We walked out to the street, and realized that while we were inside, it had rained. Everything was wet and shiny, but it had cooled everything off.  Malcolm and I decided to stick around, while everyone else went their separate ways.  A small group of people waited around until the band emerged from the back doors.  Brad and Chuck came over to give their thanks, and we all took turns taking pictures of one another.  Another amazing mission accomplished.

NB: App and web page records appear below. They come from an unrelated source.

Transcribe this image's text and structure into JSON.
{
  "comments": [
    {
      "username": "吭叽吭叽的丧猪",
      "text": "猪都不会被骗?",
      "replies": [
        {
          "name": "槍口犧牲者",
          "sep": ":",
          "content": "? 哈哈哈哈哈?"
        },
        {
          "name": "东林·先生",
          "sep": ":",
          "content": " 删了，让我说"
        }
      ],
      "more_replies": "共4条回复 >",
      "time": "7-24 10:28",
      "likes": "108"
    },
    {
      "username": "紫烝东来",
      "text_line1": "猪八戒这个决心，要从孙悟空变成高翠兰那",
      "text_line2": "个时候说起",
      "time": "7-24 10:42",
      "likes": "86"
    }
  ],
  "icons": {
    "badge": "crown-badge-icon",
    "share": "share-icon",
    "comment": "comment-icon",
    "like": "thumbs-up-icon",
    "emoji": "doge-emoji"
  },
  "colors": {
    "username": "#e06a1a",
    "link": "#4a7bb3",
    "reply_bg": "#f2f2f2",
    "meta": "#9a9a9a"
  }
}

About a week later, I received a direct message from Jason Lee Rockman. He lives in Canada, and we are connected through mutual friends and our love of music.  He said “I’m sure you knew, but it case you didn’t.  Bad ass!!”  Above his message, I saw the new Prophets of Rage video – Hail to the Chief.  My artwork was featured prominently in the first seconds of the clip. With the help of Chuck D, and David ‘C-Doc’ Snyder, I had done it – My work was in the official Prophets of Rage video (3:23 mark).  Unbelievable.  Thanks, Mr. Chuck, Malcolm, Kevin, Amy, Bill P, C-Doc, Mike, Pop, Eric, James, Tom Morello, Brad Wilk, DJ Lord, B-Real, and, yes, even Timmy C.  You were all an important part of my artistic development, and provided me with an experience that I’ll never forget.  I can’t wait for the next adventure. – Clear the Way! – AK